Make it three in a row for Noah Gragson, who has built enormous momentum as the NASCAR Xfinity Series moves into its seven-race Playoff.
On 90-lap older tires, Gragson held off Brandon Jones, the driver who will take his seat in the No. 9 JR Motorsports Chevrolet next year, in a 20-lap green-flag run to the finish of Friday night‘s Food City 300 at Bristol Motor Speedway.
The victory was Gragson‘s third straight in the series, his sixth of the season and the 11th of his career.
The race also settled the series Playoff picture. Despite power-steering issues, Daniel Hemric clinched one of the two available spots in the 12-driver Playoff field with a 20th-place finish. Ryan Sieg claimed the final berth, finishing 10th—his first top-10 run in 16 Bristol starts—after brake issues sent Landon Cassill to the garage for 112 laps and relegated him to 35th.
AJ Allmendinger clinched his second straight Regular Season Championship with a sixth-place result.
When J.J. Yeley slammed the inside wall after slight contact from race leader Justin Allgaier, on Lap 271, Gragson and crew chief Luke Lambert opted to stay on the track while all the other lead-lap cars pitted for fresh tires.
After the restart on Lap 281, Gragson pulled out to a one-second lead before Jones began to close the gap on new rubber. Jones got to Gragson‘s bumper but couldn‘t find a way past the No. 9 Chevrolet. Gragson crossed the finish line .145 seconds ahead of Jones‘ No. 19 Joe Gibbs Racing Toyota.
“That last caution came out, and I knew if I could ring the top, it was going to be hard for them to get there,” said Gragson, who will graduate to a full-time NASCAR Cup Series ride with Petty GMS in 2023. “I appreciate Brandon Jones racing us clean. He gave us the bumper with two (laps) to go, and I was hanging on, scrubbing the fence.
“We won here in Bristol in 2020 and there were no fans here (because of the coronavirus pandemic)… What a great opportunity to race here in front of fans and have the opportunity to win the race. Our car was fast all day. We got to the top and we were rolling. I had a blast.”
A rueful Jones provided a post-mortem of the event on pit road.
“This one hurt the most because this was our race to lose, I thought,” Jones said. “Fresher tires certainly paid off there at the end. I just caught him (Gragson) at the wrong time every time.”
Gragson‘s stiffest competition—his JR Motorsports teammate Justin Allgaier—wasn‘t at the front of the field for the ending. Allgaier led the procession of lead-lap cars to pit road when Gragson stayed out, but a speeding penalty sent him to the rear of the field for the final restart.

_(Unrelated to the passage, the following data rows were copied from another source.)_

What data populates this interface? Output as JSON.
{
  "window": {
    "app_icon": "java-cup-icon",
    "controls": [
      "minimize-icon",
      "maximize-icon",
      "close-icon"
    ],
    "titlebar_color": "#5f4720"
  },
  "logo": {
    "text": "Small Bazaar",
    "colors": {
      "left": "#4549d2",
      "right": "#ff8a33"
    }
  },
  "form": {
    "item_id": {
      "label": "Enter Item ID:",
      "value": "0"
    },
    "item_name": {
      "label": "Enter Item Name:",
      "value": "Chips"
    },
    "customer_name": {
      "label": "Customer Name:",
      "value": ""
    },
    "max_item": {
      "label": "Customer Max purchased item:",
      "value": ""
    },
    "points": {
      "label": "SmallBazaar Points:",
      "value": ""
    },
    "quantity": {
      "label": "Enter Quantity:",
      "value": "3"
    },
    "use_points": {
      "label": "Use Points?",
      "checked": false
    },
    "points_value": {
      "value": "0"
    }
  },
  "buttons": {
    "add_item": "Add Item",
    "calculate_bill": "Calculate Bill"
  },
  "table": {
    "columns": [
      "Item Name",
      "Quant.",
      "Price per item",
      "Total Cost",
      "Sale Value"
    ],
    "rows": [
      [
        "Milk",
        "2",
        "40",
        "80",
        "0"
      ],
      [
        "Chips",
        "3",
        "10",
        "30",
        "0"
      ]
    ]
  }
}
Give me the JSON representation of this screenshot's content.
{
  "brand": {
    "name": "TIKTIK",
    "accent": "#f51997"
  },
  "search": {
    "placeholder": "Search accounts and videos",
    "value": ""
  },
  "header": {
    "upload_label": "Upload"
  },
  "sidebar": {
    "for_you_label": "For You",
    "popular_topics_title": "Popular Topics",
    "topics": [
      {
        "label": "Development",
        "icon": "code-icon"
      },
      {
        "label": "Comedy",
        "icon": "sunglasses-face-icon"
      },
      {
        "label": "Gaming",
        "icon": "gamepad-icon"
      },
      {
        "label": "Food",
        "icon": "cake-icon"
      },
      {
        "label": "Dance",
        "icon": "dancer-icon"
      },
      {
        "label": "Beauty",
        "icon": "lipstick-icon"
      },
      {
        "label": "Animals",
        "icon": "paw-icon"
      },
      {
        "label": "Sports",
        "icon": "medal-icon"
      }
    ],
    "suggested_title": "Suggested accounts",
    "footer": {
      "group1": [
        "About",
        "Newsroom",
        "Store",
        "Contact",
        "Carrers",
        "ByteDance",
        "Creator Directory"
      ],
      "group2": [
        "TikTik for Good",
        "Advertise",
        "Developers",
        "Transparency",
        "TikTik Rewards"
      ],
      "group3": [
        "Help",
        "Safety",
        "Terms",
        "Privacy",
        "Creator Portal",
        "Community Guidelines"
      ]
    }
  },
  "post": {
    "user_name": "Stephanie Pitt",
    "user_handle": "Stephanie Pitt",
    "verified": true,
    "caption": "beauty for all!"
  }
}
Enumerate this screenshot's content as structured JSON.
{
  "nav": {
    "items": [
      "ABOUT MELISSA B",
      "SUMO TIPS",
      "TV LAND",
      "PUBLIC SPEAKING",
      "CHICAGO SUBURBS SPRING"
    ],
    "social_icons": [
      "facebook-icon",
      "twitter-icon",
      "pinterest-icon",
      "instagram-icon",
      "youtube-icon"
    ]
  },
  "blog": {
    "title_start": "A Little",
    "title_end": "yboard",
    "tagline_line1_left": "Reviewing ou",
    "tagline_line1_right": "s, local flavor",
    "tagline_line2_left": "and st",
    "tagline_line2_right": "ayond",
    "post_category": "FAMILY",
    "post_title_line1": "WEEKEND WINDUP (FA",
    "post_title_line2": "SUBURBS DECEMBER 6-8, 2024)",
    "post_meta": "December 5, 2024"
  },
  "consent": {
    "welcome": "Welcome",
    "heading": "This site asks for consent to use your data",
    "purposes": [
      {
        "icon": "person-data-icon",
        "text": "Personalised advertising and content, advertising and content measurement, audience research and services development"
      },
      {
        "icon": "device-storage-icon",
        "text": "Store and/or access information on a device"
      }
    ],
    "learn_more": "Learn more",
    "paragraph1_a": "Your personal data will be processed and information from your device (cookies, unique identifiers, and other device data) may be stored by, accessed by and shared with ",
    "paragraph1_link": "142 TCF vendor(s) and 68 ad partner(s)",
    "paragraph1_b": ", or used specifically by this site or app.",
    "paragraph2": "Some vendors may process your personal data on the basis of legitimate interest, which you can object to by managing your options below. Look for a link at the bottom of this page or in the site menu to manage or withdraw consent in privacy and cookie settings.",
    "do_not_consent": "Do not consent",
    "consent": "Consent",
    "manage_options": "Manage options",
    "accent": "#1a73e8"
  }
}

“I know what happened; I didn‘t really think I was speeding, but obviously I was,” said Allgaier, who has led 791 laps in his last seven Bristol races without winning. “I just hate it for everybody. It was cool for (Noah) to get the win. I cannot believe that they were able to stay out there and still run the speed they were.
“I love to hate this place. I‘m close to 1,000 career laps led here (actually 1,004) and only one win, and that was over 10 years ago (2010). So, I‘ve just got to do a better job next time.”
Allgaier led a race-high 148 laps on Friday, to 89 for Ty Gibbs, 34 for Sheldon Creed and 25 for Gragson.
Gragson also was instrumental in changing the complexion of the race in the middle of Stage 2. Pole winner Gibbs had won the first stage wire-to-wire, but on Lap 129, while Gibbs and Creed were battling for the lead, contact from Gragson‘s Chevrolet sent Gibbs‘ Toyota into Creed‘s Camaro.
Both Gibbs and Creed crashed hard into the outside wall and were eliminated from the race.
Austin Hill finished third, followed by Sam Mayer and Riley Herbst. Allmendinger, Josh Berry, Stefan Parsons, Allgaier and Sieg completed the top 10.
— NASCAR Wire Service —
For complete race information, see the Bristol Race Page.